It is becoming increasingly clear that government schools have failed. SAT scores are low, dropout rates are staggeringly high, and violence is often rampant.
In Why Schools Fail, Bruce Goldberg explains the many reasons for the failure of public schooling and offers a prospective remedy to the educational mess in which the United States finds itself.
Goldberg traces the history of public schools and the dominant educational theories of the past 150 years, including behaviorism, progressivism, structuralism, and traditionalism. He argues that all of those theories are flawed because they presume that children are essentially interchangeable and thus can be educated in the same way. To Goldberg, “It is the denial of individuality, the idea that everyone must follow some general plan, that is at the core of the failure of the schools.”
He argues that educators who claim they have “scientific knowledge” of what children need are sorely mistaken. From Horace Mann in the 1840s to Chester Finn and Diane Ravitch in the 1980s, Goldberg contends that such theorists simply do not understand how children learn. There is no one path to intellectual advancement.
Not all children need, or want, to learn Latin, take math for 12 years, or read from a “Great Books” list that, at best, has been randomly compiled. Instead, they should be free to pursue the things that interest them and at which they are adroit. If that were allowed, schooling would no longer be viewed by many children as tortuous and mind‐numbing; it would be considered exciting and productive.
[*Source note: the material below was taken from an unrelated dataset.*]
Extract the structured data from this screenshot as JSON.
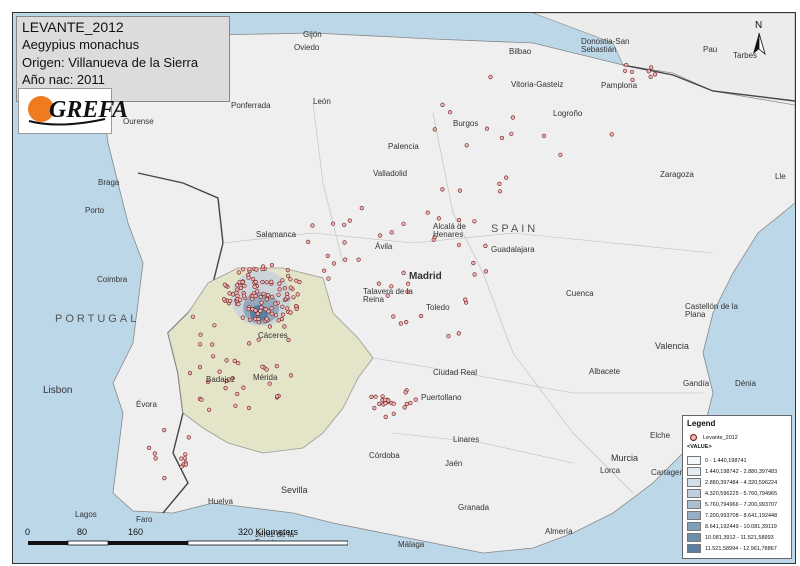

Goldberg argues that such a scenario is unlikely to develop as long as the public school monopoly remains in place. He writes that the “public school system, despite occasional lip service to the idea, has been at war with individuality.”
If competition were introduced via a system of vouchers, however, the stifling effects of the one‐size‐fits‐all educational approach could be mitigated. While he concedes that there will remain certain private schools that do not appreciate the merits of individualism—such as military academies and many religious schools—he contends that a “system of competing schools will produce a vigorous and thorough discussion of standards, and there is not even a remote chance of that happening in the present system.” With competition “there will not be such casual suppression of the character and interests of children in favor of some expert’s personal taste.”
The time has come for society to reappraise the way it educates children. As Goldberg writes, “It is a time to create an environment in which schools will not only operate efficiently but will also, more important, recognize and respond to the fact that children are all different and have different needs. It is time to create an environment that will nurture and encourage individuality instead of treating it as irrelevant.”